This year the standard deduction is $6,300 for most single filers and $12,600 for most married couples. Ryan’s plan would double these amounts and Trump’s would raise them to $15,000 for singles and $30,000 for couples.
Beyond these common goals, details in the proposals differ. In general, Trump’s plan would cap itemized deductions at $100,000 for singles and $200,000 for couples. Ryan’s and Camp’s plans would eliminate all itemized deductions other than ones for charitable gifts and mortgage interest, and Camp’s would impose new limits on the remaining two.
Whether tax changes take effect in 2017 or 2018 is unclear and depends in part on how fast lawmakers act. But here are moves to consider.
Charitable donations: Because tax benefits for charitable donations could get a haircut or a whack next year, tax advisers are telling donors to think about speeding up tax-deductible gifts—especially major ones—to maximize these breaks.
Remember two tax-smart techniques. "Donor-advised" funds allow givers to take deductions this year, invest the donation, and then make grants to charities from the fund as desired over time. These mini-foundations have grown in popularity and now have nearly $80 billion in total assets, compared with $34 billion five years ago, according to data from the National Philanthropic Trust.
In addition, donors often reap valuable tax benefits when they contribute appreciated assets such as stock shares instead of cash to charities, including to donor-advised funds.

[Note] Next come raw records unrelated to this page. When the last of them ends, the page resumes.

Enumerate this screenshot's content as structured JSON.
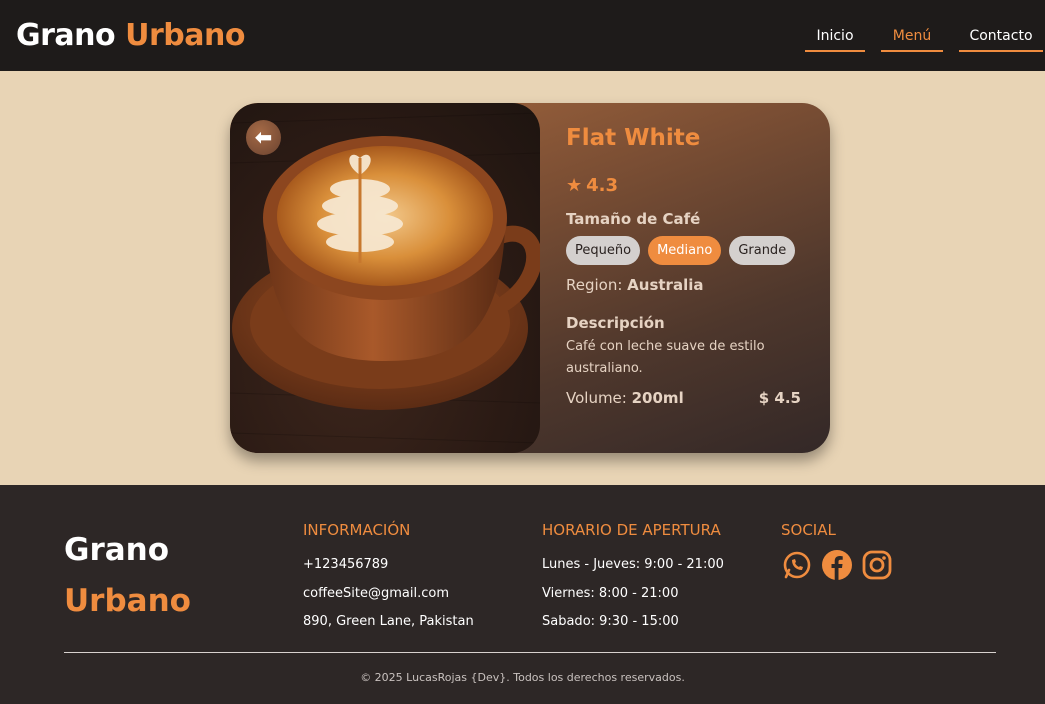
{
  "header": {
    "logo_part1": "Grano",
    "logo_part2": "Urbano",
    "nav": [
      {
        "label": "Inicio"
      },
      {
        "label": "Menú"
      },
      {
        "label": "Contacto"
      }
    ]
  },
  "product": {
    "back_icon": "arrow-left-icon",
    "name": "Flat White",
    "rating_star": "★",
    "rating": "4.3",
    "size_label": "Tamaño de Café",
    "sizes": [
      {
        "label": "Pequeño",
        "selected": false
      },
      {
        "label": "Mediano",
        "selected": true
      },
      {
        "label": "Grande",
        "selected": false
      }
    ],
    "region_label": "Region: ",
    "region": "Australia",
    "description_label": "Descripción",
    "description": "Café con leche suave de estilo australiano.",
    "volume_label": "Volume: ",
    "volume": "200ml",
    "price": "$ 4.5"
  },
  "footer": {
    "logo_part1": "Grano",
    "logo_part2": "Urbano",
    "info": {
      "heading": "INFORMACIÓN",
      "phone": "+123456789",
      "email": "coffeeSite@gmail.com",
      "address": "890, Green Lane, Pakistan"
    },
    "hours": {
      "heading": "HORARIO DE APERTURA",
      "line1": "Lunes - Jueves: 9:00 - 21:00",
      "line2": "Viernes: 8:00 - 21:00",
      "line3": "Sabado: 9:30 - 15:00"
    },
    "social": {
      "heading": "SOCIAL",
      "icons": [
        "whatsapp-icon",
        "facebook-icon",
        "instagram-icon"
      ]
    },
    "copyright": "© 2025 LucasRojas {Dev}. Todos los derechos reservados."
  },
  "colors": {
    "accent": "#ef8c3f",
    "header_bg": "#1e1b1a",
    "page_bg": "#e8d4b5",
    "footer_bg": "#2d2726"
  }
}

Often there is no tax on the appreciation and the taxpayer can take a deduction for the asset’s fair-market value.
State and local taxes: The days of this deduction may be coming to an end. Already, about 4 million Americans, many from high-tax states, lose this write-off because they owe the alternative minimum tax, according to the Tax Policy Center in Washington. And people who get this break tend to live in high-tax “blue” states such as California, New York, New Jersey and Massachusetts.
For taxpayers who do benefit from this deduction, it could make sense to pay 2016’s remaining balances before year-end, says Jeffrey Porter, a certified public accountant who practices in Huntington, W.Va.
Mortgage interest: Real estate advocates are powerful, but the value of this deduction dropped in recent decades and may be in for further shrinkage if taxes change next year. So don’t buy a first or second home if you need the current law’s benefits to afford it, says Mr. Porter.
And don’t rush to prepay next year’s mortgage, he adds, as taxpayers can’t take deductions for prepaid interest expenses.